The Federal Maritime Commission effort, which will be led by US Commissioner Carl Bentzel, aims to identify the data constraints that impact the flow of ocean cargo and add to shipping supply chain issues.
The initiative will suggest recommendations for common data standards used by the international shipping supply chain, as well as access policies and protocols that would streamline information sharing across the ocean supply chain.
Federal Maritime Commission chairman Daniel Maffei explained: “Events of the past year have proven the need for the United States to achieve more capacity from our cargo delivery system. Information sharing and additional transparency in how containers move is one way we can move more containers more efficiently.”
The initiative will take place in multiple stages, with the first set of findings presented at a Maritime Data Summit in spring 2022.
Commissioner Bentzel will hold the first public meeting next month in Washington, DC and speakers will include representatives from the Biden Administration, data experts, standards-setting specialists, and representatives from FMC’s National Shippers Advisory Committee.
Commissioner Bentzel plans to conduct research, interviews, round tables, and hold public meetings to inform the “status quo” in maritime data.
The research will explore the common ocean shipping data that is created with each hand-off of a container through the supply chain, how that data is stored and shared, and identify the critical data elements used by each supply chain party.
Ocean carriers, marine terminal operators, truckers, railroads, and other government agencies will be invited to provide insight about data definitions, classification, and recommendations for improving interoperability of data records involving container shipping. Input from the Commission’s National Shipper Advisory Committee may also be solicited as part of the project. Initial deliverables will include a data inventory and recommendations for common standards.

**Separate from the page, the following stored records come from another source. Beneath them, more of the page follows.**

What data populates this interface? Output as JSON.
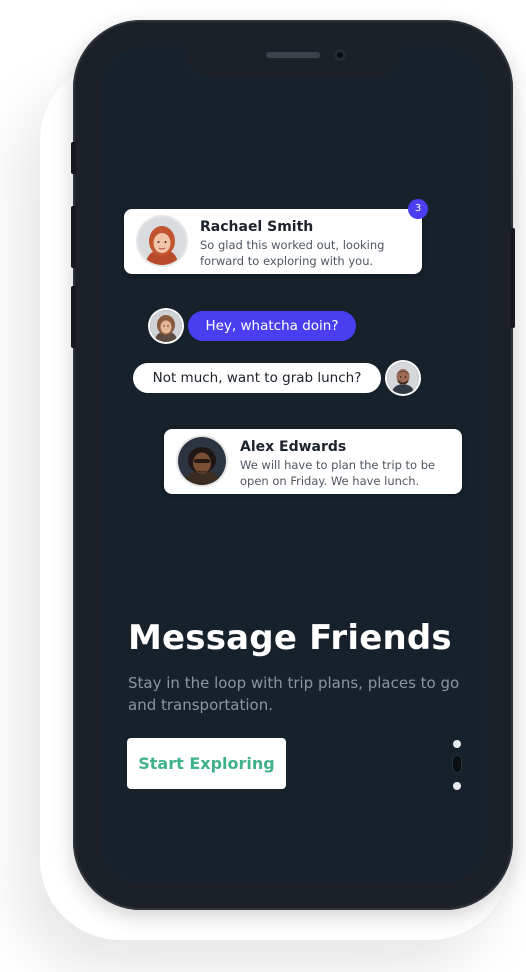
{
  "colors": {
    "screen_background": "#16212b",
    "accent": "#4a3ff0",
    "cta_text": "#3fb28d",
    "card_background": "#ffffff"
  },
  "messages": [
    {
      "name": "Rachael Smith",
      "text": "So glad this worked out, looking forward to exploring with you.",
      "unread_badge": "3"
    },
    {
      "name": "Alex Edwards",
      "text": "We will have to plan the trip to be open on Friday. We have lunch."
    }
  ],
  "chat": {
    "incoming": "Hey, whatcha doin?",
    "outgoing": "Not much, want to grab lunch?"
  },
  "onboarding": {
    "title": "Message Friends",
    "subtitle": "Stay in the loop with trip plans, places to go and transportation.",
    "cta_label": "Start Exploring",
    "page_count": 3,
    "active_page": 2
  },
  "icons": [
    "avatar-rachael",
    "avatar-alex",
    "avatar-small-incoming",
    "avatar-small-outgoing"
  ]
}
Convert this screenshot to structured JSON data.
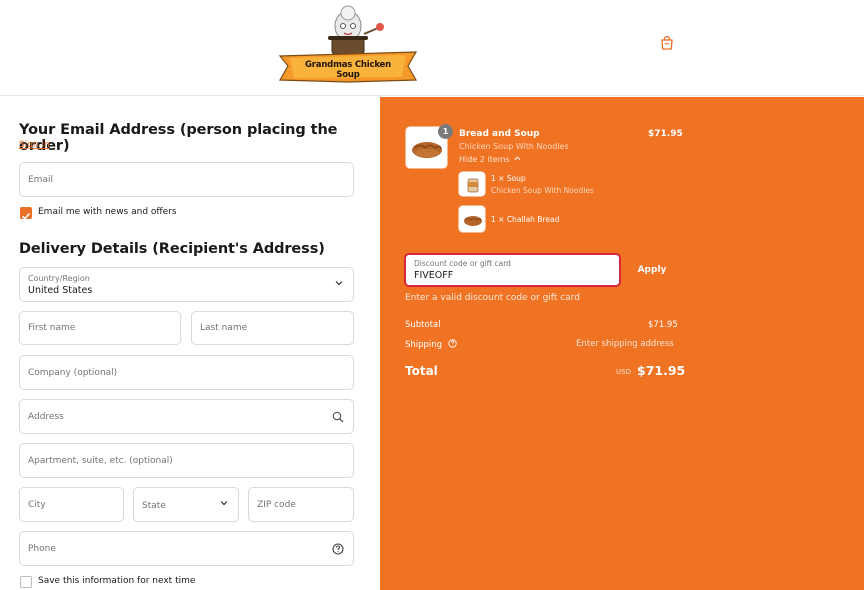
{
  "brand": {
    "name": "Grandmas Chicken Soup"
  },
  "header": {
    "cart_icon": "shopping-bag-icon"
  },
  "contact": {
    "title": "Your Email Address (person placing the order)",
    "signin_label": "Sign in",
    "email_placeholder": "Email",
    "news_checkbox_label": "Email me with news and offers",
    "news_checked": true
  },
  "delivery": {
    "title": "Delivery Details (Recipient's Address)",
    "country_label": "Country/Region",
    "country_value": "United States",
    "first_name_placeholder": "First name",
    "last_name_placeholder": "Last name",
    "company_placeholder": "Company (optional)",
    "address_placeholder": "Address",
    "apartment_placeholder": "Apartment, suite, etc. (optional)",
    "city_placeholder": "City",
    "state_label": "State",
    "zip_placeholder": "ZIP code",
    "phone_placeholder": "Phone",
    "save_label": "Save this information for next time",
    "save_checked": false
  },
  "summary": {
    "item": {
      "quantity": "1",
      "title": "Bread and Soup",
      "subtitle": "Chicken Soup With Noodles",
      "price": "$71.95",
      "toggle_label": "Hide 2 items"
    },
    "subitems": [
      {
        "label": "1 × Soup",
        "detail": "Chicken Soup With Noodles"
      },
      {
        "label": "1 × Challah Bread",
        "detail": ""
      }
    ],
    "discount_label": "Discount code or gift card",
    "discount_value": "FIVEOFF",
    "apply_label": "Apply",
    "error": "Enter a valid discount code or gift card",
    "subtotal_label": "Subtotal",
    "subtotal_value": "$71.95",
    "shipping_label": "Shipping",
    "shipping_value": "Enter shipping address",
    "total_label": "Total",
    "currency": "USD",
    "total_value": "$71.95"
  },
  "colors": {
    "accent": "#f07223",
    "link": "#e87026",
    "error_border": "#d7263d"
  }
}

Commissioner Bentzel said: “I have already met with many port industry leaders and stakeholders around our coastlines, and the topic of reliable, actionable operational shipping information to help more efficiently move cargo was one of the foremost topics of concern.
“Given the immense national economic impact and our Nation’s reliance on ocean shipping, sustained surges in cargo volumes and other operational impacts caused by Covid-19, it is clear to me that we need to develop a stronger system of information for the shipping public. The FMC will work with the industry to develop greater systems of transparency for services surrounding the international intermodal transportation of goods. Our port gateway corridors are limited by physical constraints and the best options for efficiencies lie with the greater utilisation of information technologies and coordination between the different modes in the supply chain.”
Other Federal Maritime Commission projects to address supply chain efficiency and congestion issues include Fact Finding 29, the Vessel-Operating Common Carrier (VOCC) Audit Program, investigating certain ocean carrier fees and surcharges, issuing a Notice of Inquiry into the use of merchant clauses in VOCCs’ bills of lading to require payment from entities that are not in contractual privity with the VOCC.